■ Work to be completed ■
For the string "部门名称", search the entries below and copy every line where it appears.

■ Supplied records ■
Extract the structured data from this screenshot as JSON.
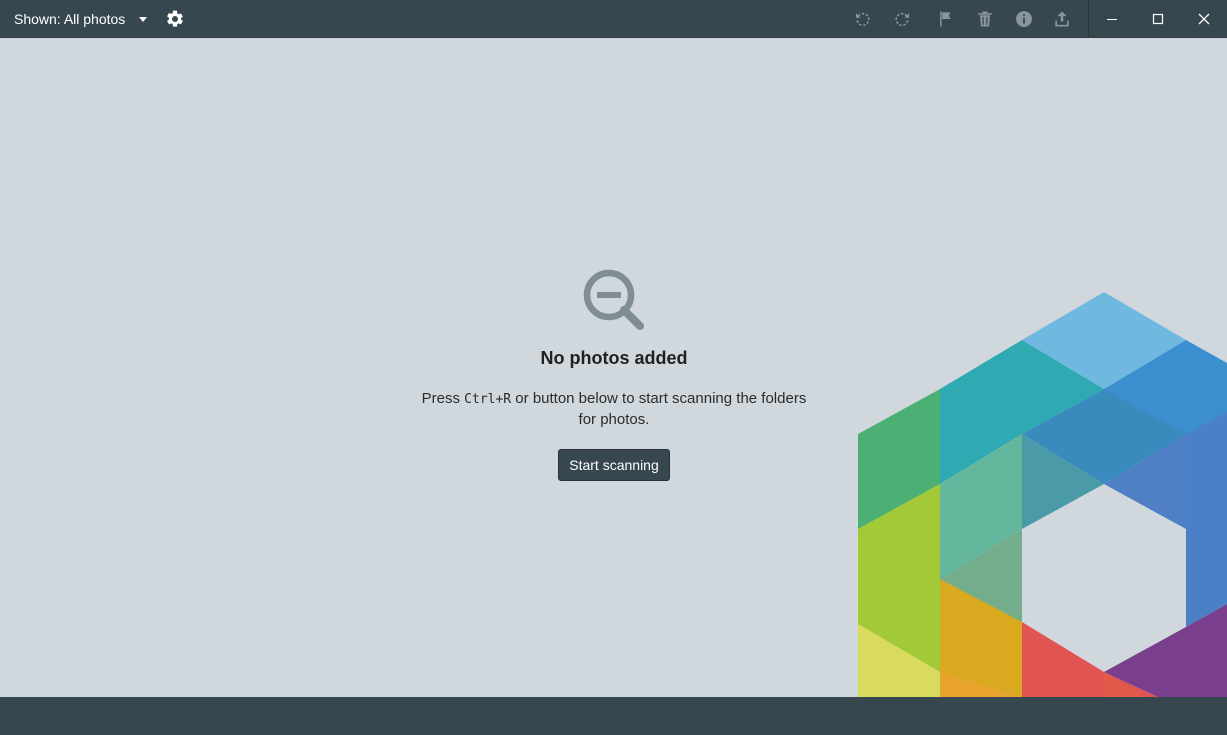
{
  "toolbar": {
    "filter_label": "Shown: All photos",
    "filter_icon": "chevron-down-icon",
    "settings_icon": "gear-icon",
    "tools": [
      {
        "name": "rotate-left-icon"
      },
      {
        "name": "rotate-right-icon"
      },
      {
        "name": "flag-icon"
      },
      {
        "name": "trash-icon"
      },
      {
        "name": "info-icon"
      },
      {
        "name": "share-icon"
      }
    ]
  },
  "window_controls": {
    "minimize_icon": "minimize-icon",
    "maximize_icon": "maximize-icon",
    "close_icon": "close-icon"
  },
  "empty_state": {
    "icon": "zoom-out-icon",
    "title": "No photos added",
    "text_before": "Press ",
    "shortcut": "Ctrl+R",
    "text_after": " or button below to start scanning the folders for photos.",
    "button_label": "Start scanning"
  },
  "colors": {
    "toolbar_bg": "#37474f",
    "content_bg": "#d0d8de",
    "accent": "#37474f"
  }
}
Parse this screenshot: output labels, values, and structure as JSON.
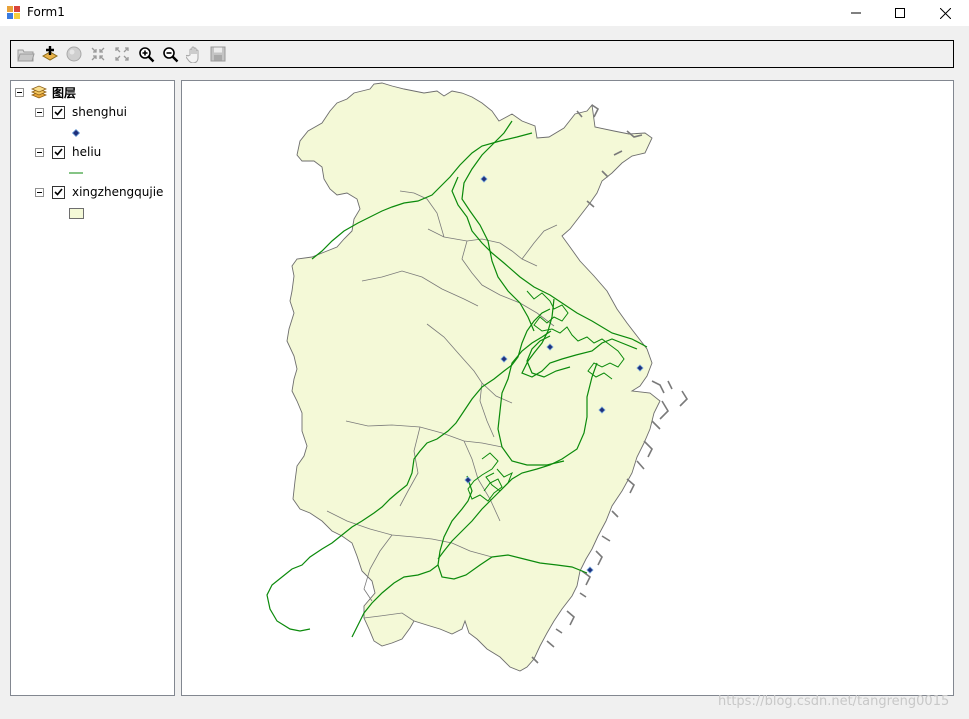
{
  "window": {
    "title": "Form1",
    "controls": {
      "minimize": "minimize",
      "maximize": "maximize",
      "close": "close"
    }
  },
  "toolbar": {
    "tools": [
      {
        "name": "open-document-icon"
      },
      {
        "name": "add-data-icon"
      },
      {
        "name": "globe-icon"
      },
      {
        "name": "fixed-zoom-in-icon"
      },
      {
        "name": "fixed-zoom-out-icon"
      },
      {
        "name": "zoom-in-icon"
      },
      {
        "name": "zoom-out-icon"
      },
      {
        "name": "pan-hand-icon"
      },
      {
        "name": "save-icon"
      }
    ]
  },
  "toc": {
    "root_label": "图层",
    "layers": [
      {
        "label": "shenghui",
        "checked": true,
        "symbol": "point"
      },
      {
        "label": "heliu",
        "checked": true,
        "symbol": "line"
      },
      {
        "label": "xingzhengqujie",
        "checked": true,
        "symbol": "polygon"
      }
    ]
  },
  "map": {
    "colors": {
      "polygon_fill": "#f4f9d7",
      "polygon_outline": "#6e6e6e",
      "river": "#0b8a0b",
      "point_fill": "#1f2f7a"
    }
  },
  "watermark": "https://blog.csdn.net/tangreng0015"
}
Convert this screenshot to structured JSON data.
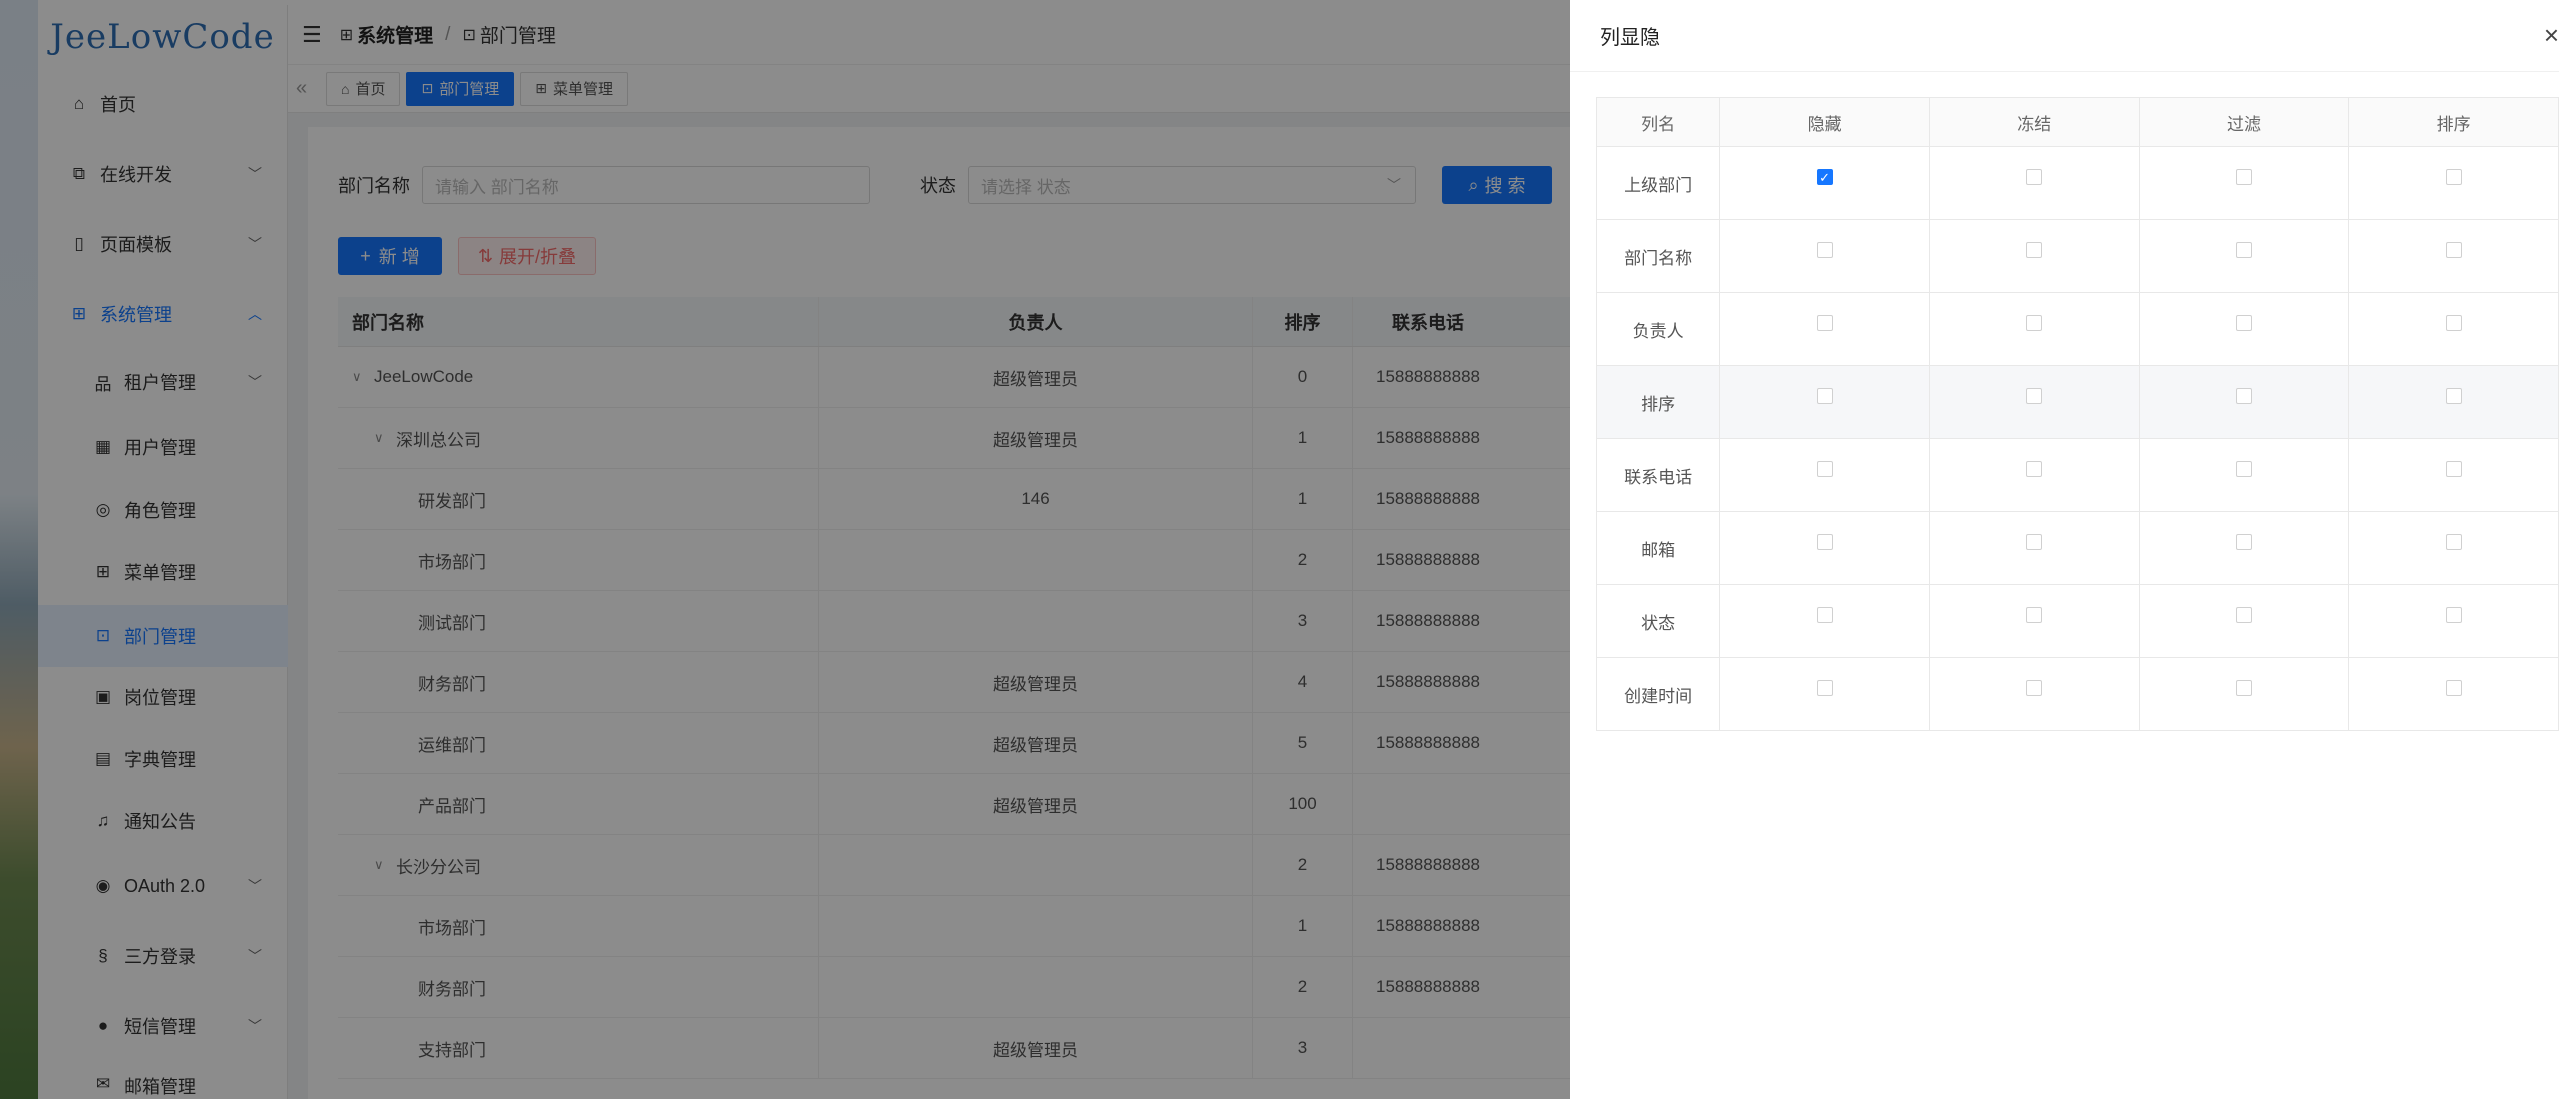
{
  "sidebar": {
    "logo": "JeeLowCode",
    "items": [
      {
        "label": "首页",
        "icon": "home-icon"
      },
      {
        "label": "在线开发",
        "icon": "code-icon"
      },
      {
        "label": "页面模板",
        "icon": "template-icon"
      },
      {
        "label": "系统管理",
        "icon": "grid-icon"
      },
      {
        "label": "租户管理",
        "icon": "tenant-icon"
      },
      {
        "label": "用户管理",
        "icon": "user-icon"
      },
      {
        "label": "角色管理",
        "icon": "role-icon"
      },
      {
        "label": "菜单管理",
        "icon": "menu-grid-icon"
      },
      {
        "label": "部门管理",
        "icon": "department-icon"
      },
      {
        "label": "岗位管理",
        "icon": "post-icon"
      },
      {
        "label": "字典管理",
        "icon": "dictionary-icon"
      },
      {
        "label": "通知公告",
        "icon": "bell-icon"
      },
      {
        "label": "OAuth 2.0",
        "icon": "oauth-icon"
      },
      {
        "label": "三方登录",
        "icon": "third-login-icon"
      },
      {
        "label": "短信管理",
        "icon": "sms-icon"
      },
      {
        "label": "邮箱管理",
        "icon": "mail-icon"
      }
    ]
  },
  "breadcrumb": {
    "parent": "系统管理",
    "current": "部门管理"
  },
  "tabs": [
    {
      "label": "首页"
    },
    {
      "label": "部门管理"
    },
    {
      "label": "菜单管理"
    }
  ],
  "search": {
    "dept_label": "部门名称",
    "dept_placeholder": "请输入 部门名称",
    "status_label": "状态",
    "status_placeholder": "请选择 状态",
    "search_button": "搜 索"
  },
  "actions": {
    "add": "新 增",
    "expand": "展开/折叠"
  },
  "dept_table": {
    "columns": [
      "部门名称",
      "负责人",
      "排序",
      "联系电话"
    ],
    "rows": [
      {
        "name": "JeeLowCode",
        "level": 0,
        "expanded": true,
        "owner": "超级管理员",
        "sort": "0",
        "phone": "15888888888"
      },
      {
        "name": "深圳总公司",
        "level": 1,
        "expanded": true,
        "owner": "超级管理员",
        "sort": "1",
        "phone": "15888888888"
      },
      {
        "name": "研发部门",
        "level": 2,
        "owner": "146",
        "sort": "1",
        "phone": "15888888888"
      },
      {
        "name": "市场部门",
        "level": 2,
        "owner": "",
        "sort": "2",
        "phone": "15888888888"
      },
      {
        "name": "测试部门",
        "level": 2,
        "owner": "",
        "sort": "3",
        "phone": "15888888888"
      },
      {
        "name": "财务部门",
        "level": 2,
        "owner": "超级管理员",
        "sort": "4",
        "phone": "15888888888"
      },
      {
        "name": "运维部门",
        "level": 2,
        "owner": "超级管理员",
        "sort": "5",
        "phone": "15888888888"
      },
      {
        "name": "产品部门",
        "level": 2,
        "owner": "超级管理员",
        "sort": "100",
        "phone": ""
      },
      {
        "name": "长沙分公司",
        "level": 1,
        "expanded": true,
        "owner": "",
        "sort": "2",
        "phone": "15888888888"
      },
      {
        "name": "市场部门",
        "level": 2,
        "owner": "",
        "sort": "1",
        "phone": "15888888888"
      },
      {
        "name": "财务部门",
        "level": 2,
        "owner": "",
        "sort": "2",
        "phone": "15888888888"
      },
      {
        "name": "支持部门",
        "level": 2,
        "owner": "超级管理员",
        "sort": "3",
        "phone": ""
      }
    ]
  },
  "drawer": {
    "title": "列显隐",
    "close_glyph": "×",
    "columns": [
      "列名",
      "隐藏",
      "冻结",
      "过滤",
      "排序"
    ],
    "rows": [
      {
        "name": "上级部门",
        "hidden": true,
        "frozen": false,
        "filter": false,
        "sort": false
      },
      {
        "name": "部门名称",
        "hidden": false,
        "frozen": false,
        "filter": false,
        "sort": false
      },
      {
        "name": "负责人",
        "hidden": false,
        "frozen": false,
        "filter": false,
        "sort": false
      },
      {
        "name": "排序",
        "hidden": false,
        "frozen": false,
        "filter": false,
        "sort": false
      },
      {
        "name": "联系电话",
        "hidden": false,
        "frozen": false,
        "filter": false,
        "sort": false
      },
      {
        "name": "邮箱",
        "hidden": false,
        "frozen": false,
        "filter": false,
        "sort": false
      },
      {
        "name": "状态",
        "hidden": false,
        "frozen": false,
        "filter": false,
        "sort": false
      },
      {
        "name": "创建时间",
        "hidden": false,
        "frozen": false,
        "filter": false,
        "sort": false
      }
    ]
  },
  "colors": {
    "primary": "#1677ff",
    "danger": "#f56c6c",
    "overlay": "rgba(0,0,0,0.45)"
  }
}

■ Your solution ■
    "dept_label": "部门名称",
    "dept_placeholder": "请输入 部门名称",
      "部门名称",
        "name": "部门名称",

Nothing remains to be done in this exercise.